On November 20, 1989, the loan transaction closed. At that time FGH was provided with the following certifications from the Union, Training Fund and Building Corporation, which were executed by LaBarbara and Abbatiello:
1. That at a special meeting held on November 15, 1989, the Training Fund Trustees unanimously approved the $ 4 million loan from FGH and the first mortgage on the Medford Property and authorized LaBarbara to execute all necessary documents;
2. That at a special meeting held on November 15, 1989, the Union Executive Board unanimously authorized the guarantee of the loan from FGH and authorized LaBarbara to execute all necessary documents; and
3. That at a special meeting on held on November 15, 1989, the Building Corporation's Board of Directors unanimously authorized the FGH loan and a first mortgage on the Melville Property and authorized LaBarbara to execute all necessary documents.
At the closing, FGH transferred $ 4 million to the Training Fund. In exchange, FGH received a first mortgage on the Medford and Melville properties, a "purported full repayment Guaranty" from the Union, and security deposit of $ 500,000, including a pledge from the Union in the form of a certificate of deposit in the amount of $ 250,000. The transaction is evidenced by a "Mortgage and Agreement of Consolidation, Spreader, Modification and Extension of Mortgage" from the Training Fund and Building Corporation in the sum of $ 4 million, a "Substitute Promissory Note" from the Training Fund and Building Corporation, a "Guaranty of Payment" by the Union, Training Fund and Building Corporation, and a "Pledge and Security Agreement" from the Union and Training Fund. These documents are all dated November 20, 1989 and were executed by defendant LaBarbara.
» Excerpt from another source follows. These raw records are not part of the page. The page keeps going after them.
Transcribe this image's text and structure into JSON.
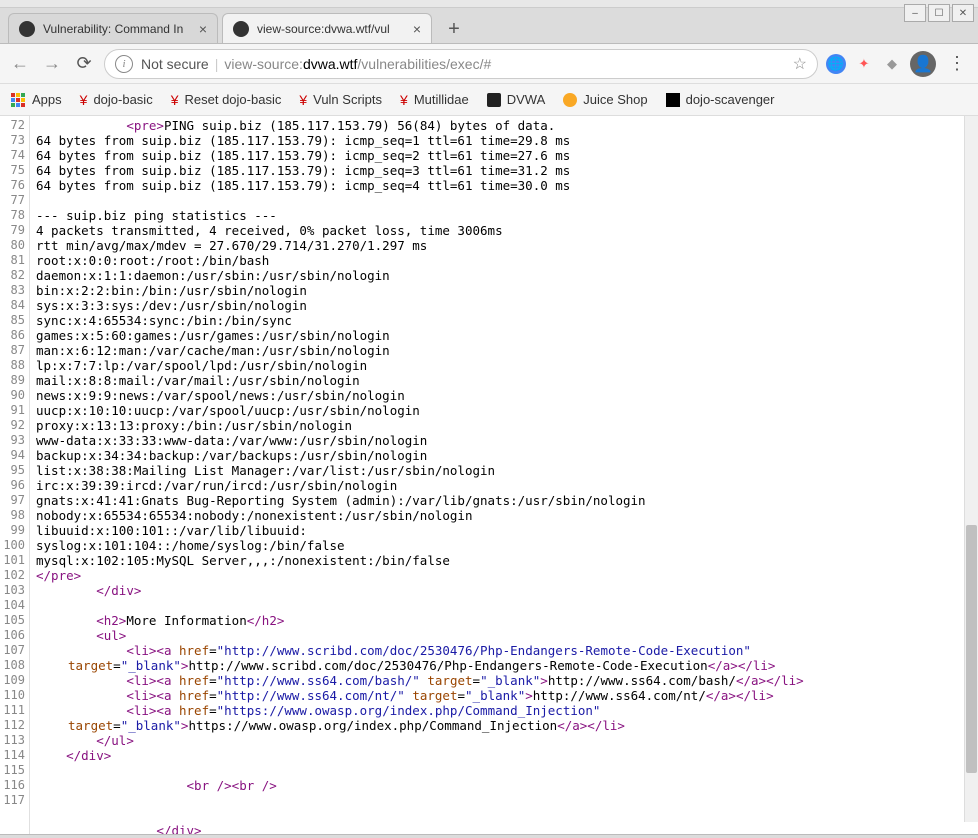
{
  "window": {
    "minimize": "–",
    "maximize": "☐",
    "close": "✕"
  },
  "tabs": {
    "tab1": "Vulnerability: Command In",
    "tab2": "view-source:dvwa.wtf/vul",
    "plus": "+"
  },
  "toolbar": {
    "not_secure": "Not secure",
    "url_prefix": "view-source:",
    "url_host": "dvwa.wtf",
    "url_path": "/vulnerabilities/exec/#"
  },
  "bookmarks": {
    "apps": "Apps",
    "dojo_basic": "dojo-basic",
    "reset_dojo": "Reset dojo-basic",
    "vuln_scripts": "Vuln Scripts",
    "mutillidae": "Mutillidae",
    "dvwa": "DVWA",
    "juice": "Juice Shop",
    "scavenger": "dojo-scavenger"
  },
  "lines": [
    {
      "n": "72",
      "indent": "            ",
      "parts": [
        {
          "k": "t",
          "v": "<pre>"
        },
        {
          "k": "x",
          "v": "PING suip.biz (185.117.153.79) 56(84) bytes of data."
        }
      ]
    },
    {
      "n": "73",
      "indent": "",
      "parts": [
        {
          "k": "x",
          "v": "64 bytes from suip.biz (185.117.153.79): icmp_seq=1 ttl=61 time=29.8 ms"
        }
      ]
    },
    {
      "n": "74",
      "indent": "",
      "parts": [
        {
          "k": "x",
          "v": "64 bytes from suip.biz (185.117.153.79): icmp_seq=2 ttl=61 time=27.6 ms"
        }
      ]
    },
    {
      "n": "75",
      "indent": "",
      "parts": [
        {
          "k": "x",
          "v": "64 bytes from suip.biz (185.117.153.79): icmp_seq=3 ttl=61 time=31.2 ms"
        }
      ]
    },
    {
      "n": "76",
      "indent": "",
      "parts": [
        {
          "k": "x",
          "v": "64 bytes from suip.biz (185.117.153.79): icmp_seq=4 ttl=61 time=30.0 ms"
        }
      ]
    },
    {
      "n": "77",
      "indent": "",
      "parts": []
    },
    {
      "n": "78",
      "indent": "",
      "parts": [
        {
          "k": "x",
          "v": "--- suip.biz ping statistics ---"
        }
      ]
    },
    {
      "n": "79",
      "indent": "",
      "parts": [
        {
          "k": "x",
          "v": "4 packets transmitted, 4 received, 0% packet loss, time 3006ms"
        }
      ]
    },
    {
      "n": "80",
      "indent": "",
      "parts": [
        {
          "k": "x",
          "v": "rtt min/avg/max/mdev = 27.670/29.714/31.270/1.297 ms"
        }
      ]
    },
    {
      "n": "81",
      "indent": "",
      "parts": [
        {
          "k": "x",
          "v": "root:x:0:0:root:/root:/bin/bash"
        }
      ]
    },
    {
      "n": "82",
      "indent": "",
      "parts": [
        {
          "k": "x",
          "v": "daemon:x:1:1:daemon:/usr/sbin:/usr/sbin/nologin"
        }
      ]
    },
    {
      "n": "83",
      "indent": "",
      "parts": [
        {
          "k": "x",
          "v": "bin:x:2:2:bin:/bin:/usr/sbin/nologin"
        }
      ]
    },
    {
      "n": "84",
      "indent": "",
      "parts": [
        {
          "k": "x",
          "v": "sys:x:3:3:sys:/dev:/usr/sbin/nologin"
        }
      ]
    },
    {
      "n": "85",
      "indent": "",
      "parts": [
        {
          "k": "x",
          "v": "sync:x:4:65534:sync:/bin:/bin/sync"
        }
      ]
    },
    {
      "n": "86",
      "indent": "",
      "parts": [
        {
          "k": "x",
          "v": "games:x:5:60:games:/usr/games:/usr/sbin/nologin"
        }
      ]
    },
    {
      "n": "87",
      "indent": "",
      "parts": [
        {
          "k": "x",
          "v": "man:x:6:12:man:/var/cache/man:/usr/sbin/nologin"
        }
      ]
    },
    {
      "n": "88",
      "indent": "",
      "parts": [
        {
          "k": "x",
          "v": "lp:x:7:7:lp:/var/spool/lpd:/usr/sbin/nologin"
        }
      ]
    },
    {
      "n": "89",
      "indent": "",
      "parts": [
        {
          "k": "x",
          "v": "mail:x:8:8:mail:/var/mail:/usr/sbin/nologin"
        }
      ]
    },
    {
      "n": "90",
      "indent": "",
      "parts": [
        {
          "k": "x",
          "v": "news:x:9:9:news:/var/spool/news:/usr/sbin/nologin"
        }
      ]
    },
    {
      "n": "91",
      "indent": "",
      "parts": [
        {
          "k": "x",
          "v": "uucp:x:10:10:uucp:/var/spool/uucp:/usr/sbin/nologin"
        }
      ]
    },
    {
      "n": "92",
      "indent": "",
      "parts": [
        {
          "k": "x",
          "v": "proxy:x:13:13:proxy:/bin:/usr/sbin/nologin"
        }
      ]
    },
    {
      "n": "93",
      "indent": "",
      "parts": [
        {
          "k": "x",
          "v": "www-data:x:33:33:www-data:/var/www:/usr/sbin/nologin"
        }
      ]
    },
    {
      "n": "94",
      "indent": "",
      "parts": [
        {
          "k": "x",
          "v": "backup:x:34:34:backup:/var/backups:/usr/sbin/nologin"
        }
      ]
    },
    {
      "n": "95",
      "indent": "",
      "parts": [
        {
          "k": "x",
          "v": "list:x:38:38:Mailing List Manager:/var/list:/usr/sbin/nologin"
        }
      ]
    },
    {
      "n": "96",
      "indent": "",
      "parts": [
        {
          "k": "x",
          "v": "irc:x:39:39:ircd:/var/run/ircd:/usr/sbin/nologin"
        }
      ]
    },
    {
      "n": "97",
      "indent": "",
      "parts": [
        {
          "k": "x",
          "v": "gnats:x:41:41:Gnats Bug-Reporting System (admin):/var/lib/gnats:/usr/sbin/nologin"
        }
      ]
    },
    {
      "n": "98",
      "indent": "",
      "parts": [
        {
          "k": "x",
          "v": "nobody:x:65534:65534:nobody:/nonexistent:/usr/sbin/nologin"
        }
      ]
    },
    {
      "n": "99",
      "indent": "",
      "parts": [
        {
          "k": "x",
          "v": "libuuid:x:100:101::/var/lib/libuuid:"
        }
      ]
    },
    {
      "n": "100",
      "indent": "",
      "parts": [
        {
          "k": "x",
          "v": "syslog:x:101:104::/home/syslog:/bin/false"
        }
      ]
    },
    {
      "n": "101",
      "indent": "",
      "parts": [
        {
          "k": "x",
          "v": "mysql:x:102:105:MySQL Server,,,:/nonexistent:/bin/false"
        }
      ]
    },
    {
      "n": "102",
      "indent": "",
      "parts": [
        {
          "k": "t",
          "v": "</pre>"
        }
      ]
    },
    {
      "n": "103",
      "indent": "        ",
      "parts": [
        {
          "k": "t",
          "v": "</div>"
        }
      ]
    },
    {
      "n": "104",
      "indent": "",
      "parts": []
    },
    {
      "n": "105",
      "indent": "        ",
      "parts": [
        {
          "k": "t",
          "v": "<h2>"
        },
        {
          "k": "x",
          "v": "More Information"
        },
        {
          "k": "t",
          "v": "</h2>"
        }
      ]
    },
    {
      "n": "106",
      "indent": "        ",
      "parts": [
        {
          "k": "t",
          "v": "<ul>"
        }
      ]
    },
    {
      "n": "107",
      "indent": "            ",
      "parts": [
        {
          "k": "t",
          "v": "<li><a "
        },
        {
          "k": "a",
          "v": "href"
        },
        {
          "k": "x",
          "v": "="
        },
        {
          "k": "v",
          "v": "\"http://www.scribd.com/doc/2530476/Php-Endangers-Remote-Code-Execution\""
        },
        {
          "k": "x",
          "v": " "
        },
        {
          "k": "a",
          "v": "target"
        },
        {
          "k": "x",
          "v": "="
        },
        {
          "k": "v",
          "v": "\"_blank\""
        },
        {
          "k": "t",
          "v": ">"
        },
        {
          "k": "x",
          "v": "http://www.scribd.com/doc/2530476/Php-Endangers-Remote-Code-Execution"
        },
        {
          "k": "t",
          "v": "</a></li>"
        }
      ]
    },
    {
      "n": "108",
      "indent": "            ",
      "parts": [
        {
          "k": "t",
          "v": "<li><a "
        },
        {
          "k": "a",
          "v": "href"
        },
        {
          "k": "x",
          "v": "="
        },
        {
          "k": "v",
          "v": "\"http://www.ss64.com/bash/\""
        },
        {
          "k": "x",
          "v": " "
        },
        {
          "k": "a",
          "v": "target"
        },
        {
          "k": "x",
          "v": "="
        },
        {
          "k": "v",
          "v": "\"_blank\""
        },
        {
          "k": "t",
          "v": ">"
        },
        {
          "k": "x",
          "v": "http://www.ss64.com/bash/"
        },
        {
          "k": "t",
          "v": "</a></li>"
        }
      ]
    },
    {
      "n": "109",
      "indent": "            ",
      "parts": [
        {
          "k": "t",
          "v": "<li><a "
        },
        {
          "k": "a",
          "v": "href"
        },
        {
          "k": "x",
          "v": "="
        },
        {
          "k": "v",
          "v": "\"http://www.ss64.com/nt/\""
        },
        {
          "k": "x",
          "v": " "
        },
        {
          "k": "a",
          "v": "target"
        },
        {
          "k": "x",
          "v": "="
        },
        {
          "k": "v",
          "v": "\"_blank\""
        },
        {
          "k": "t",
          "v": ">"
        },
        {
          "k": "x",
          "v": "http://www.ss64.com/nt/"
        },
        {
          "k": "t",
          "v": "</a></li>"
        }
      ]
    },
    {
      "n": "110",
      "indent": "            ",
      "parts": [
        {
          "k": "t",
          "v": "<li><a "
        },
        {
          "k": "a",
          "v": "href"
        },
        {
          "k": "x",
          "v": "="
        },
        {
          "k": "v",
          "v": "\"https://www.owasp.org/index.php/Command_Injection\""
        },
        {
          "k": "x",
          "v": " "
        },
        {
          "k": "a",
          "v": "target"
        },
        {
          "k": "x",
          "v": "="
        },
        {
          "k": "v",
          "v": "\"_blank\""
        },
        {
          "k": "t",
          "v": ">"
        },
        {
          "k": "x",
          "v": "https://www.owasp.org/index.php/Command_Injection"
        },
        {
          "k": "t",
          "v": "</a></li>"
        }
      ]
    },
    {
      "n": "111",
      "indent": "        ",
      "parts": [
        {
          "k": "t",
          "v": "</ul>"
        }
      ]
    },
    {
      "n": "112",
      "indent": "    ",
      "parts": [
        {
          "k": "t",
          "v": "</div>"
        }
      ]
    },
    {
      "n": "113",
      "indent": "",
      "parts": []
    },
    {
      "n": "114",
      "indent": "                    ",
      "parts": [
        {
          "k": "t",
          "v": "<br /><br />"
        }
      ]
    },
    {
      "n": "115",
      "indent": "",
      "parts": []
    },
    {
      "n": "116",
      "indent": "",
      "parts": []
    },
    {
      "n": "117",
      "indent": "                ",
      "parts": [
        {
          "k": "t",
          "v": "</div>"
        }
      ]
    }
  ]
}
On September 29, 1989, prior to the execution of the loan transactions set forth above, defendants LaBarbara and Abbatiello pled guilty to various counts of a criminal indictment alleging among other things, accepting illegal payoffs from employers of Union members in violation of the Taft-Hartley Act, 29 U.S.C. § 186(b)(1). LaBarbara pled guilty to six felony counts of accepting illegal payoffs, and Abbatiello pled guilty to two felony counts and one misdemeanor count of accepting illegal payoffs and one felony count of obstruction of justice. The plaintiffs allege that these guilty pleas received wide media coverage.
On June 26, 1995, FGH initiated an action, against the Training Fund, Union and Building Corporation among others, seeking a foreclosure judgment and sale of the Medford and Melville properties. Further, FGH sought judgment against the Training Fund and Building Corporation as borrowers and the Union as Guarantor for joint and several liability on any outstanding indebtedness after the ...